EXERCISE BRIEF - In the copy, include all of the listing exactly and none of its pictures.

INFORMATION -

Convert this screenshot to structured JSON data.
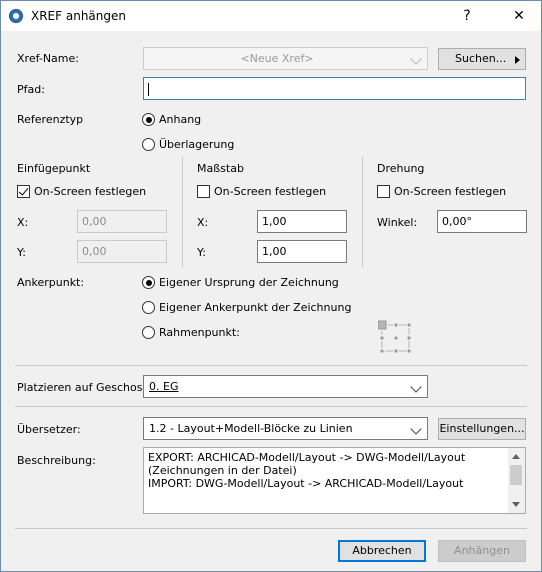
{
  "window": {
    "title": "XREF anhängen",
    "help_label": "?",
    "close_label": "✕"
  },
  "xref_name": {
    "label": "Xref-Name:",
    "value": "<Neue Xref>",
    "search_button": "Suchen..."
  },
  "path": {
    "label": "Pfad:",
    "value": ""
  },
  "reference_type": {
    "label": "Referenztyp",
    "options": [
      "Anhang",
      "Überlagerung"
    ],
    "selected": "Anhang"
  },
  "insertion_point": {
    "heading": "Einfügepunkt",
    "on_screen_label": "On-Screen festlegen",
    "on_screen_checked": true,
    "x_label": "X:",
    "x_value": "0,00",
    "y_label": "Y:",
    "y_value": "0,00"
  },
  "scale": {
    "heading": "Maßstab",
    "on_screen_label": "On-Screen festlegen",
    "on_screen_checked": false,
    "x_label": "X:",
    "x_value": "1,00",
    "y_label": "Y:",
    "y_value": "1,00"
  },
  "rotation": {
    "heading": "Drehung",
    "on_screen_label": "On-Screen festlegen",
    "on_screen_checked": false,
    "angle_label": "Winkel:",
    "angle_value": "0,00°"
  },
  "anchor_point": {
    "label": "Ankerpunkt:",
    "options": [
      "Eigener Ursprung der Zeichnung",
      "Eigener Ankerpunkt der Zeichnung",
      "Rahmenpunkt:"
    ],
    "selected": "Eigener Ursprung der Zeichnung"
  },
  "story": {
    "label": "Platzieren auf Geschoss",
    "value": "0. EG"
  },
  "translator": {
    "label": "Übersetzer:",
    "value": "1.2 - Layout+Modell-Blöcke zu Linien",
    "settings_button": "Einstellungen..."
  },
  "description": {
    "label": "Beschreibung:",
    "lines": [
      "EXPORT: ARCHICAD-Modell/Layout -> DWG-Modell/Layout",
      "(Zeichnungen in der Datei)",
      "IMPORT: DWG-Modell/Layout -> ARCHICAD-Modell/Layout"
    ]
  },
  "footer": {
    "cancel_button": "Abbrechen",
    "attach_button": "Anhängen"
  }
}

RESPONSE TO THE TASK -
Convert this screenshot to structured JSON data.
{
  "window": {
    "title": "XREF anhängen",
    "help_label": "?",
    "close_label": "✕"
  },
  "xref_name": {
    "label": "Xref-Name:",
    "value": "<Neue Xref>",
    "search_button": "Suchen..."
  },
  "path": {
    "label": "Pfad:",
    "value": ""
  },
  "reference_type": {
    "label": "Referenztyp",
    "options": [
      "Anhang",
      "Überlagerung"
    ],
    "selected": "Anhang"
  },
  "insertion_point": {
    "heading": "Einfügepunkt",
    "on_screen_label": "On-Screen festlegen",
    "on_screen_checked": true,
    "x_label": "X:",
    "x_value": "0,00",
    "y_label": "Y:",
    "y_value": "0,00"
  },
  "scale": {
    "heading": "Maßstab",
    "on_screen_label": "On-Screen festlegen",
    "on_screen_checked": false,
    "x_label": "X:",
    "x_value": "1,00",
    "y_label": "Y:",
    "y_value": "1,00"
  },
  "rotation": {
    "heading": "Drehung",
    "on_screen_label": "On-Screen festlegen",
    "on_screen_checked": false,
    "angle_label": "Winkel:",
    "angle_value": "0,00°"
  },
  "anchor_point": {
    "label": "Ankerpunkt:",
    "options": [
      "Eigener Ursprung der Zeichnung",
      "Eigener Ankerpunkt der Zeichnung",
      "Rahmenpunkt:"
    ],
    "selected": "Eigener Ursprung der Zeichnung"
  },
  "story": {
    "label": "Platzieren auf Geschoss",
    "value": "0. EG"
  },
  "translator": {
    "label": "Übersetzer:",
    "value": "1.2 - Layout+Modell-Blöcke zu Linien",
    "settings_button": "Einstellungen..."
  },
  "description": {
    "label": "Beschreibung:",
    "lines": [
      "EXPORT: ARCHICAD-Modell/Layout -> DWG-Modell/Layout",
      "(Zeichnungen in der Datei)",
      "IMPORT: DWG-Modell/Layout -> ARCHICAD-Modell/Layout"
    ]
  },
  "footer": {
    "cancel_button": "Abbrechen",
    "attach_button": "Anhängen"
  }
}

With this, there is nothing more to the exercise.